A completely inaccurate and misleading article….


The A330 neo was timed as a replacement for ageing A330 ceos that will soon need to be retired. Concurrently, the aircraft can be regarded as a potential 767 replacement / NMA substitute. Very importantly, the A330 neo is very much cheaper than a 787, A350 or 777X, and is thus attractive to long-haul LCCs (e.g. Air Asia). Orders for the A330 neo may soon start to pick up — especially as the retirement of the first wave of A330 ceos (and 767s) starts. Who, for example, would have expected Emirates to order the A330 neo?

Herb Saravanamuttoo

It makes no sense to compare sales for A330 and A330neo . The neo is intended to replace the original 330 which has been in service for over 20 years , and can be expected to replace many retiring 330s. The A340 and 330 were basically the same design with either 2 or 4 engines, for medium range or very long range when ETOPS requirements precluded long over water flights on 2 engines. The 340 is long out of production.

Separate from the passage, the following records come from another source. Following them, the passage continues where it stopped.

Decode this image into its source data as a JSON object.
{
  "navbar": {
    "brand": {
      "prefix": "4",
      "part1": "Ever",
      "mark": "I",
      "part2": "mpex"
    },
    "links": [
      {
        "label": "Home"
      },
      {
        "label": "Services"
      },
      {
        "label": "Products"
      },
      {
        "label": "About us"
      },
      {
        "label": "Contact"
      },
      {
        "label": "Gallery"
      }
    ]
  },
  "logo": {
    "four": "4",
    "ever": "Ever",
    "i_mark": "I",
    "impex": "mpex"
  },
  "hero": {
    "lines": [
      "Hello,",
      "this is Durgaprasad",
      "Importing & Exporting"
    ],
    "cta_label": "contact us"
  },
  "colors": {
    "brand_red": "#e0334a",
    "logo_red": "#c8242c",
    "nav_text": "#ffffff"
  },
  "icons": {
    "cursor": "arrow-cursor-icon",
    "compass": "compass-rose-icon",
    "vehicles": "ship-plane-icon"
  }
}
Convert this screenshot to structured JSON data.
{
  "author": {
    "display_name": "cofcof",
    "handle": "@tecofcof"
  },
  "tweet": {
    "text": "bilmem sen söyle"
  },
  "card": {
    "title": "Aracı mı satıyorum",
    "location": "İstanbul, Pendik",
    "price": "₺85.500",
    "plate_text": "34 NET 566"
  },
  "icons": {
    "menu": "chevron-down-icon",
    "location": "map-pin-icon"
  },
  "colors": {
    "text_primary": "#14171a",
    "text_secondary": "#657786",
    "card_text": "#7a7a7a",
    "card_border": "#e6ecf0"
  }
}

As a supplemental remark, for comparison purposes: – The 777 (original versions) has 1689 sales. – The 777X has 344 sales so far. As far as I know, the sales figure of 1734 quoted in Nicholas’ article is for total sales of A330 ceos and neos; the sales figure for ceos alone is 238 lower = 1496. For both the A330 neo and the 777X, the current orders figures are much higher than in the introductory phase of the A330 ceo and 777; so, from that point of view, these new airframes aren’t doing badly. However, 777X orders are heavily… Read more »

Aircraft Lover

Thank you for this article
I think the A-330 neo is a great option for many city pairs

I am looking forward to flying the A-330 neo, and seeing the new cabin interiors with upgraded baggage bins, lighting, toilets…

Just My Take

I feel like the improvements to the A330 were not neccesary. The A330 was extremely popular as a workhorse on hot routes in Asia which were mostly mid haul. The range and efficiency increases also increased price, which made it unattractive to Asian carriers, who were the primary users. The intent appears to have been to compete with the 787, however most carriers who could use aircraft in that market segment already have the 787, sticking the A330neo in an uncomfortable position.


With rising fuel prices, the increased operating economics of the neo relative to the ceo may be attractive enough to offset the higher acquisition cost. Also, the lower noise footprint of the neo is increasingly becoming a necessity rather than a luxury, as airports clamp down on noise and pollution (under pressure from environmental movements). Time will tell what way the chips fall…

Pat Purcell

Great article
Thanks Simple Flying


The A330neo program cost $2Bn and already has 239 orders. The 787 program cost over $30Bn and with over 1400 orders is still under water. The A350 program cost $15bn and has 890 orders whereas the 777x program cost $5Bn and has 340 orders. The number of orders won is not necessarily an indication of business success. Also Boeing and Airbus classify orders differently making side by side comparisons difficult.


It would be very interesting to hear an article on the A220 vs the Embraer 195.

Michael Sheargold

Guys I really like what you do and the insights you provide however on this one, you’ve been misleading in a heap of ways. It would simply take you a visit to the Airbus website to gain a sense of some of the additional changes to the A330neo (yes I know it stands for New Engine Option) interestingly the neo also has a new wing designed some of which is borrowed from the A350 and has been performance enhanced. Also the economics of the A330neo are impressive and like Delta Airlines replacing their B767 with A330neo is giving them a… Read more »